In today’s world, the Internet has become an inherent part of our lives. It is the primary source of communication, information, and entertainment. However, it may happen that the internet shuts down for one reason or the other, leaving us in a state of confusion.
Recently, in Senegal, there was a social media blackout followed by a mobile internet shutdown intentionally ordered by the government to fight against misinformation on social media. We then entered a three-day of curfew-style mobile internet shutdowns in which the measure was imposed from 1 pm to 2 am. While the methods can be questioned, as a digital rights advocate, I wondered what the implications of such decisions were at different levels.
The financial consequences of an internet shutdown are not news to us anymore. Organisations such as NetBlocks have devised measurement tools to evaluate the impact. According to that system of measure, the cost of the shutdown in Senegal is approximately $9,967,774, and these numbers do not include the loss in financial transactions through online banking and mobile money.
However, the social and mental implications of an internet shutdown are less discussed. From a google search about how to deal with such occurrences, the immediate solutions are about downloading offline versions of websites of interest, using Virtual Private Networks (VPNs), staying informed etc. These measures often require being proactive in anticipation of a likely network disruption, even though shutdowns often come unexpectedly.
As a survivor of an internet shutdown in Africa, I reflected on the more significant human impact.
Have we become dependent on the Internet for information?
During a shutdown, access to information is vital to monitor one’s safety. Senegal’s shutdown happened in the midst of protests that registered 30+ victims. Being cut off from information instills anxiety when unsure of one’s safety. While radio and television were still available, the biased transmission of information did not suffice for citizens seeking live and verified information. This brings us to think of the internet’s place in the media landscape and netizens’ preference to trust information from digital platforms above those from television, radio and other legacy media platforms.
On the internet, one supposedly has the choice of choosing what they consume and verifying any information that comes their way, even though they might not do so. That sense of freedom of choice does not come with traditional media. In the Senegalese case, many citizens have lost trust in the media.
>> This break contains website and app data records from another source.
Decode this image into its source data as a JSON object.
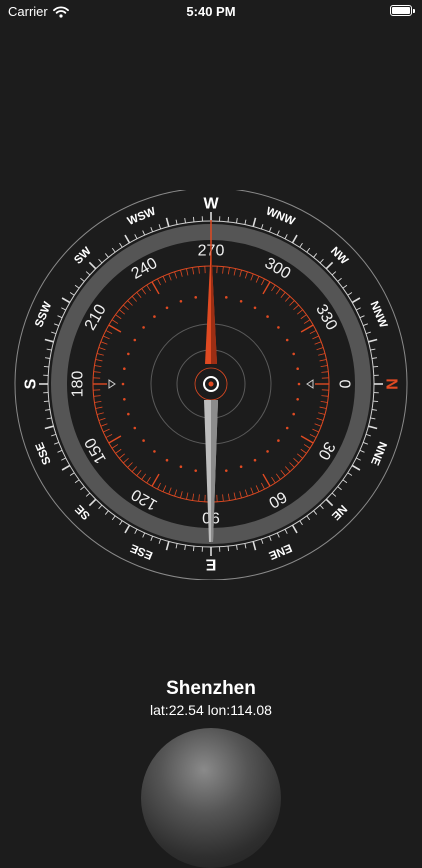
{
  "status_bar": {
    "carrier": "Carrier",
    "time": "5:40 PM"
  },
  "compass": {
    "heading_degrees": 270,
    "outer_labels": [
      {
        "text": "N",
        "angle": 0,
        "accent": true
      },
      {
        "text": "NNE",
        "angle": 22.5
      },
      {
        "text": "NE",
        "angle": 45
      },
      {
        "text": "ENE",
        "angle": 67.5
      },
      {
        "text": "E",
        "angle": 90
      },
      {
        "text": "ESE",
        "angle": 112.5
      },
      {
        "text": "SE",
        "angle": 135
      },
      {
        "text": "SSE",
        "angle": 157.5
      },
      {
        "text": "S",
        "angle": 180
      },
      {
        "text": "SSW",
        "angle": 202.5
      },
      {
        "text": "SW",
        "angle": 225
      },
      {
        "text": "WSW",
        "angle": 247.5
      },
      {
        "text": "W",
        "angle": 270
      },
      {
        "text": "WNW",
        "angle": 292.5
      },
      {
        "text": "NW",
        "angle": 315
      },
      {
        "text": "NNW",
        "angle": 337.5
      }
    ],
    "degree_labels": [
      "0",
      "30",
      "60",
      "90",
      "120",
      "150",
      "180",
      "210",
      "240",
      "270",
      "300",
      "330"
    ]
  },
  "location": {
    "city": "Shenzhen",
    "coordinates": "lat:22.54  lon:114.08"
  },
  "colors": {
    "accent": "#e04a22",
    "background": "#1c1c1c",
    "dial_ring": "#555555"
  }
}
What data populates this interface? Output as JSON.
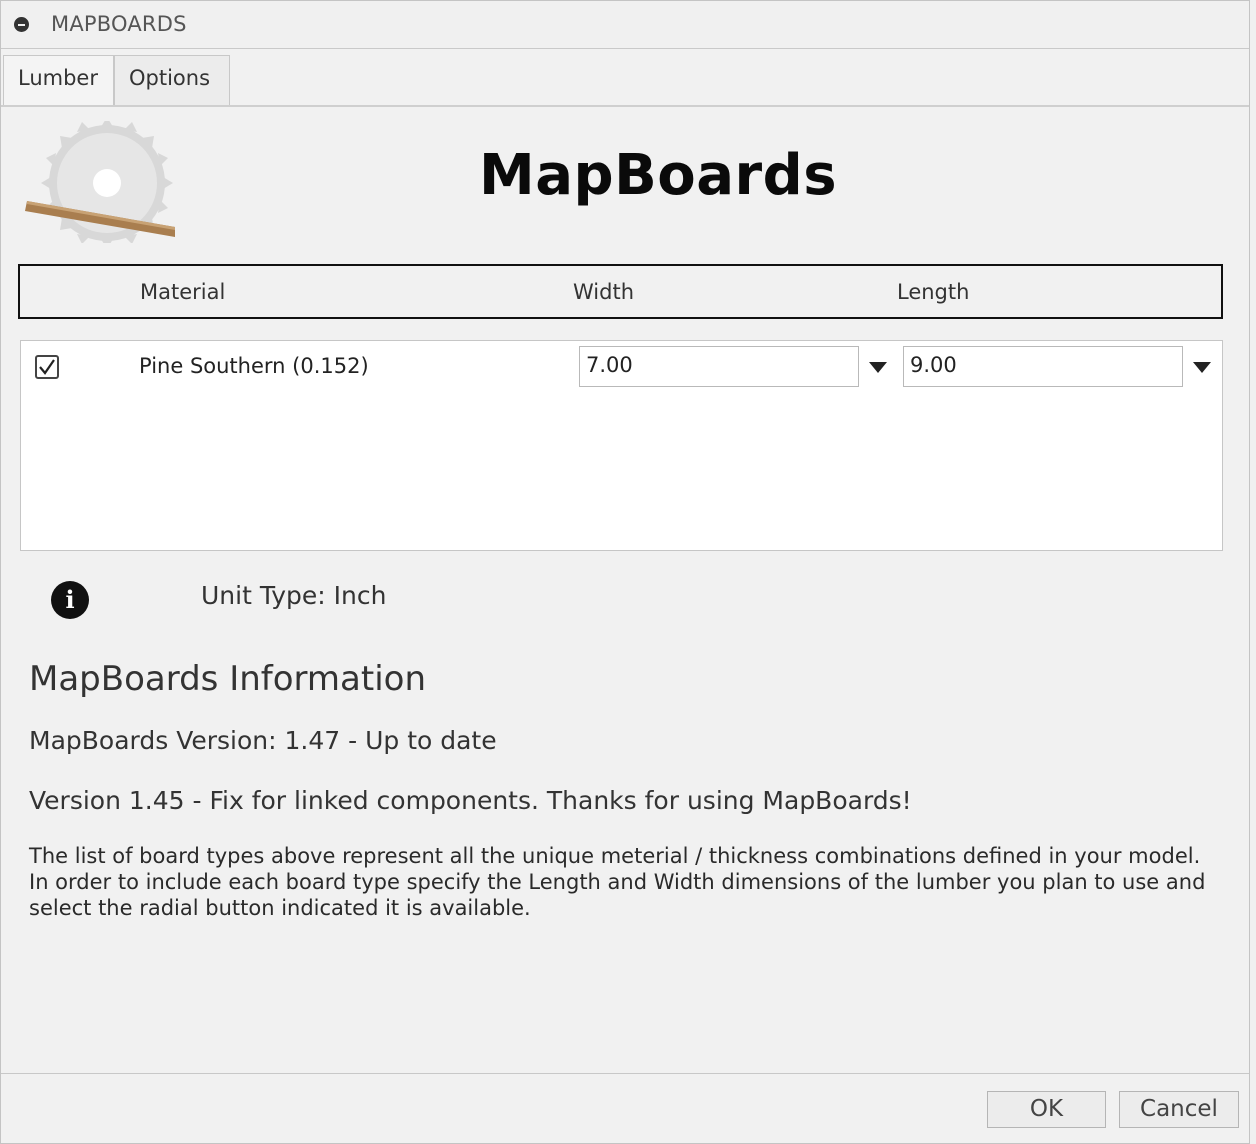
{
  "window": {
    "title": "MAPBOARDS"
  },
  "tabs": [
    {
      "label": "Lumber",
      "active": true
    },
    {
      "label": "Options",
      "active": false
    }
  ],
  "header": {
    "app_title": "MapBoards",
    "logo_icon": "saw-blade-icon"
  },
  "table": {
    "columns": [
      "Material",
      "Width",
      "Length"
    ],
    "rows": [
      {
        "checked": true,
        "material": "Pine Southern (0.152)",
        "width": "7.00",
        "length": "9.00"
      }
    ]
  },
  "unit": {
    "icon": "info-icon",
    "text": "Unit Type: Inch"
  },
  "info": {
    "heading": "MapBoards Information",
    "version": "MapBoards Version: 1.47 - Up to date",
    "changelog": "Version 1.45 - Fix for linked components. Thanks for using MapBoards!",
    "description": "The list of board types above represent all the unique meterial / thickness combinations defined in your model. In order to include each board type specify the Length and Width dimensions of the lumber you plan to use and select the radial button indicated it is available."
  },
  "buttons": {
    "ok": "OK",
    "cancel": "Cancel"
  }
}
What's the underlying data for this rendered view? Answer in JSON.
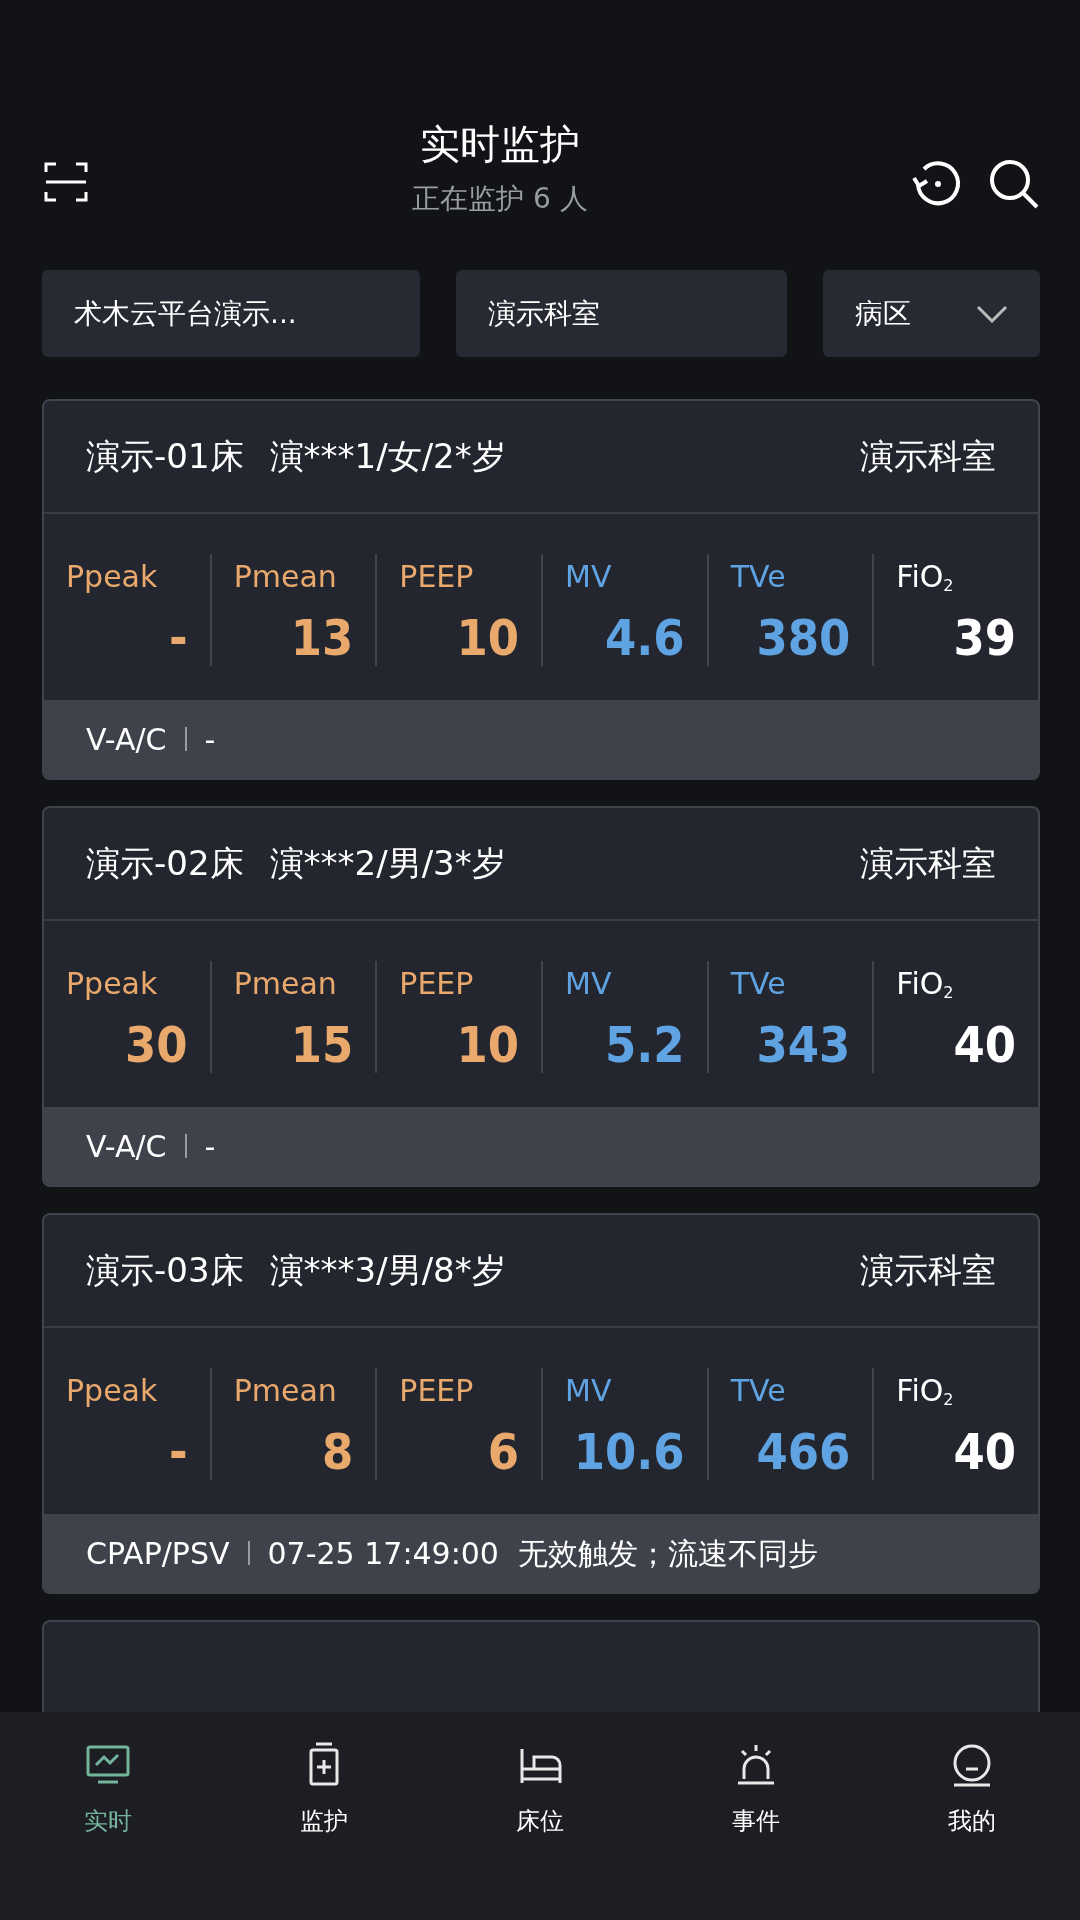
{
  "header": {
    "title": "实时监护",
    "subtitle": "正在监护 6 人"
  },
  "filters": [
    {
      "value": "术木云平台演示...",
      "dropdown": false
    },
    {
      "value": "演示科室",
      "dropdown": false
    },
    {
      "value": "病区",
      "dropdown": true
    }
  ],
  "patients": [
    {
      "bed": "演示-01床",
      "patient": "演***1/女/2*岁",
      "department": "演示科室",
      "metrics": [
        {
          "label": "Ppeak",
          "value": "-",
          "color": "#e9a86c"
        },
        {
          "label": "Pmean",
          "value": "13",
          "color": "#e9a86c"
        },
        {
          "label": "PEEP",
          "value": "10",
          "color": "#e9a86c"
        },
        {
          "label": "MV",
          "value": "4.6",
          "color": "#5fa3e3"
        },
        {
          "label": "TVe",
          "value": "380",
          "color": "#5fa3e3"
        },
        {
          "label": "FiO$_{2}$",
          "value": "39",
          "color": "#ffffff"
        }
      ],
      "mode": "V-A/C",
      "event": "-"
    },
    {
      "bed": "演示-02床",
      "patient": "演***2/男/3*岁",
      "department": "演示科室",
      "metrics": [
        {
          "label": "Ppeak",
          "value": "30",
          "color": "#e9a86c"
        },
        {
          "label": "Pmean",
          "value": "15",
          "color": "#e9a86c"
        },
        {
          "label": "PEEP",
          "value": "10",
          "color": "#e9a86c"
        },
        {
          "label": "MV",
          "value": "5.2",
          "color": "#5fa3e3"
        },
        {
          "label": "TVe",
          "value": "343",
          "color": "#5fa3e3"
        },
        {
          "label": "FiO$_{2}$",
          "value": "40",
          "color": "#ffffff"
        }
      ],
      "mode": "V-A/C",
      "event": "-"
    },
    {
      "bed": "演示-03床",
      "patient": "演***3/男/8*岁",
      "department": "演示科室",
      "metrics": [
        {
          "label": "Ppeak",
          "value": "-",
          "color": "#e9a86c"
        },
        {
          "label": "Pmean",
          "value": "8",
          "color": "#e9a86c"
        },
        {
          "label": "PEEP",
          "value": "6",
          "color": "#e9a86c"
        },
        {
          "label": "MV",
          "value": "10.6",
          "color": "#5fa3e3"
        },
        {
          "label": "TVe",
          "value": "466",
          "color": "#5fa3e3"
        },
        {
          "label": "FiO$_{2}$",
          "value": "40",
          "color": "#ffffff"
        }
      ],
      "mode": "CPAP/PSV",
      "event": "07-25 17:49:00  无效触发；流速不同步"
    }
  ],
  "nav": [
    {
      "label": "实时",
      "kind": "monitor",
      "selected": true
    },
    {
      "label": "监护",
      "kind": "kit",
      "selected": false
    },
    {
      "label": "床位",
      "kind": "bed",
      "selected": false
    },
    {
      "label": "事件",
      "kind": "alarm",
      "selected": false
    },
    {
      "label": "我的",
      "kind": "user",
      "selected": false
    }
  ]
}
The Idea of Choice and the Internet
One concept I pondered during the shutdown was the idea of choice. As an internet user, I have bought my data bundle to stay connected, whether for work, education, information, communication, or all of the above. Suddenly, I found myself restricted from access to these things I chose to use for my benefit. In reflecting on this and with my political science background, I could not resist linking this to the social contract. In political theory, the social contract is a hypothetical agreement between individuals to form a society where they willingly give up certain freedoms in exchange for protection and the benefits of living within a governed system. As an extension of the Hobbesian and Lockean theories, the state has the “monopoly over instruments of coercion” in the social contract. Consent to give away our power to the state is assumed as citizens of any country. When we speak of instruments of coercion to ensure the security of a nation-state, we think of war, peace and order through different institutions. However, we have a newcomer in the land of instruments of coercion: The Internet. The internet has become a tool for freedom for citizens of the world and antagonistically for oppression for some governments. Have we given up our power to use the internet freely based on our own principles to the state for the sake of security?
Mental Health and Distractions
While internet shutdowns are an unfortunate and discouraged measure, many lessons can be learned from staying without the internet for a few days. Recently my colleague, Nnenna, who is Chief Operating Officer at Paradigm Initiative, spoke to the team about “indistractability” and how we have become comfortable with the distractions social media and other external triggers offer. The concept, based on the book by Nir Eyal, teaches us about controlling our distraction triggers and building a schedule around our values. One sentiment that often arose to me during the shutdown was “nostalgia.” The nostalgia for activities I used to take up when younger, like journaling, playing board games, spending quality time with family and reading. We replaced many of our activities with their online versions and distractions; even Ludo, a core memory of my childhood during Ramadan, is now played online. While it is an excellent way of connecting with people from all over the world, the joy of physical interactions is a treasurable sensation that I got to experience again after a long time. The impact and part the internet has in our lives is one concept to reflect on as with all technological advancements: How do we utilise these tools to the best of our interests without losing what makes us human?
On a final note, it is more than ever essential to advocate for internet freedom. Many forums and platforms have been created to give space for conversations around internet governance and how to counter digital rights violations. Paradigm Initiative has been an active player in the network by setting up Ayeta and Ripoti, two crucial tools for understanding digital rights and reporting violations.
While the UN has clarified in 2016 that access to the internet is a human right and that “measures to intentionally prevent or disrupt access to or dissemination of information online (is) in violation of international human rights law,” many of our governments across the world and notably in Africa are yet to come afloat with that idea. I hope that more actionable steps are taken towards making the Internet an instrument of freedom and peace rather than fear and oppression.
The writer is Paradigm Initiative’s Programs Officer, Francophone West Africa